The move comes after bomb-making equipment, including chemicals, ball bearings and bolts, were found by chance in a flat in Muirhouse when firefighters responded to a late-night blaze.
A bag of toxic beans which could be used to produce the poison ricin was also found in the property leased by Faris al-Khori, a 62-year-old former doctor from Syria.
He is now facing jail after a court appearance last month when he admitted possessing the deadly components.
But today opposition councillors criticised the training as “over the top” and said staff such as housing officers should be left to get on with their work, which often involved dealing with vulnerable groups.
Housing support staff, whose work includes visiting vulnerable individuals such as the elderly and those with addictions, were told they will receive the training in the next few weeks. They were also told it would include “how to spot suspicious items and go about reporting matters”. An example was being alert for empty bottles.
Senior Conservative councillor Jason Rust said: “Support workers and concierge staff have very defined roles and are often dealing with vulnerable or elderly people. There is an element of trust in the working relationship and this will potentially be affected by a ‘Big Brother’ approach.
“Council employees will no doubt report suspicions of danger or public risk as a matter of course, but this counter-terrorism training seems well over the top and staff focus should rightly be on the clients they are dealing with.”
The council said the training was part of the UK government’s counter-terrorism strategy, known as Contest, which was first developed by the Home Office in 2003 and whose aim is described as “to reduce the risk to the UK and its interests overseas from terrorism.”
Its work is split into four work streams: Prevent, Pursue, Protect and Prepare.

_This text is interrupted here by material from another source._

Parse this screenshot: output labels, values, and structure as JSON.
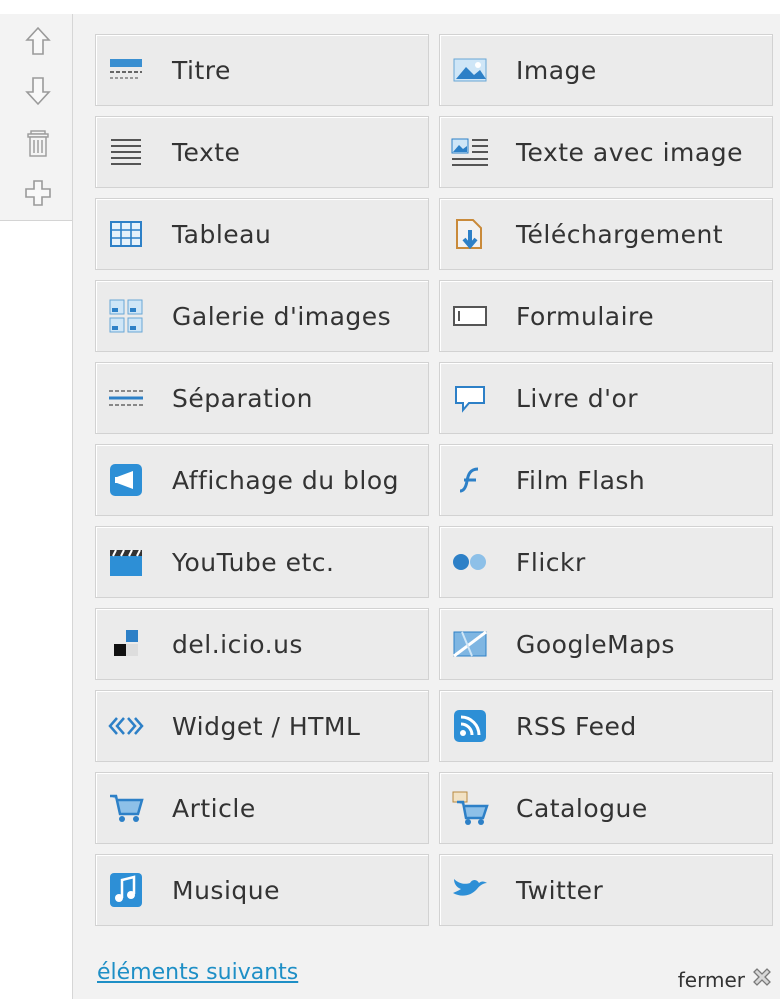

Cllr Cammy Day, community safety leader, said: “The council, in tandem with partners, has a role to ensure community safety in Edinburgh.”
Chief Superintendent Grant Manders, of Police Scotland, said the Prevent aspect of the strategy was about “basic safeguarding”.
He said: “Collectively we can identify and support those at risk of radicalisation. Effective community engagement remains a priority for Police Scotland and together we can challenge extremist ideology in all forms and keep our communities safe.”